(Source material):
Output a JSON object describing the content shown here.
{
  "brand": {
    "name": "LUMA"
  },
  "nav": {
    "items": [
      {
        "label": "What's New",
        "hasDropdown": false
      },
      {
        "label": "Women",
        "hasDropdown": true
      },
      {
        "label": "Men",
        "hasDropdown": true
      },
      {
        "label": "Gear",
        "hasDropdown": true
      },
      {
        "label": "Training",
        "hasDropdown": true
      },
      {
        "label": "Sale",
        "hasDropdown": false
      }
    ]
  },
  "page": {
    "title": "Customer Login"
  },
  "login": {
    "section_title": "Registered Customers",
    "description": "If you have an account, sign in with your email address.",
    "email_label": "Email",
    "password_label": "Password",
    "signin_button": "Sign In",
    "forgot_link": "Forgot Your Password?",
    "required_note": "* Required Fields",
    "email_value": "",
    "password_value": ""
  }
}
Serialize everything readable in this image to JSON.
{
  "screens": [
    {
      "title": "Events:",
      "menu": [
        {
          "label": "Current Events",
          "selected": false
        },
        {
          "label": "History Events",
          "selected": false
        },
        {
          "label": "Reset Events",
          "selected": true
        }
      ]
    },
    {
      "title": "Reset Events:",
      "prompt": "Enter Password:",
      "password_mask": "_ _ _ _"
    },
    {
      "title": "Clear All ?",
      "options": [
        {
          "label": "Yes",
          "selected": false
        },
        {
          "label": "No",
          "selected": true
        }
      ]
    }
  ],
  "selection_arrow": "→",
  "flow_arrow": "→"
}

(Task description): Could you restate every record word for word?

(Answer to this problem):
Output a JSON object describing the content shown here.
{
  "brand": {
    "name": "LUMA"
  },
  "nav": {
    "items": [
      {
        "label": "What's New",
        "hasDropdown": false
      },
      {
        "label": "Women",
        "hasDropdown": true
      },
      {
        "label": "Men",
        "hasDropdown": true
      },
      {
        "label": "Gear",
        "hasDropdown": true
      },
      {
        "label": "Training",
        "hasDropdown": true
      },
      {
        "label": "Sale",
        "hasDropdown": false
      }
    ]
  },
  "page": {
    "title": "Customer Login"
  },
  "login": {
    "section_title": "Registered Customers",
    "description": "If you have an account, sign in with your email address.",
    "email_label": "Email",
    "password_label": "Password",
    "signin_button": "Sign In",
    "forgot_link": "Forgot Your Password?",
    "required_note": "* Required Fields",
    "email_value": "",
    "password_value": ""
  }
}
Serialize everything readable in this image to JSON.
{
  "screens": [
    {
      "title": "Events:",
      "menu": [
        {
          "label": "Current Events",
          "selected": false
        },
        {
          "label": "History Events",
          "selected": false
        },
        {
          "label": "Reset Events",
          "selected": true
        }
      ]
    },
    {
      "title": "Reset Events:",
      "prompt": "Enter Password:",
      "password_mask": "_ _ _ _"
    },
    {
      "title": "Clear All ?",
      "options": [
        {
          "label": "Yes",
          "selected": false
        },
        {
          "label": "No",
          "selected": true
        }
      ]
    }
  ],
  "selection_arrow": "→",
  "flow_arrow": "→"
}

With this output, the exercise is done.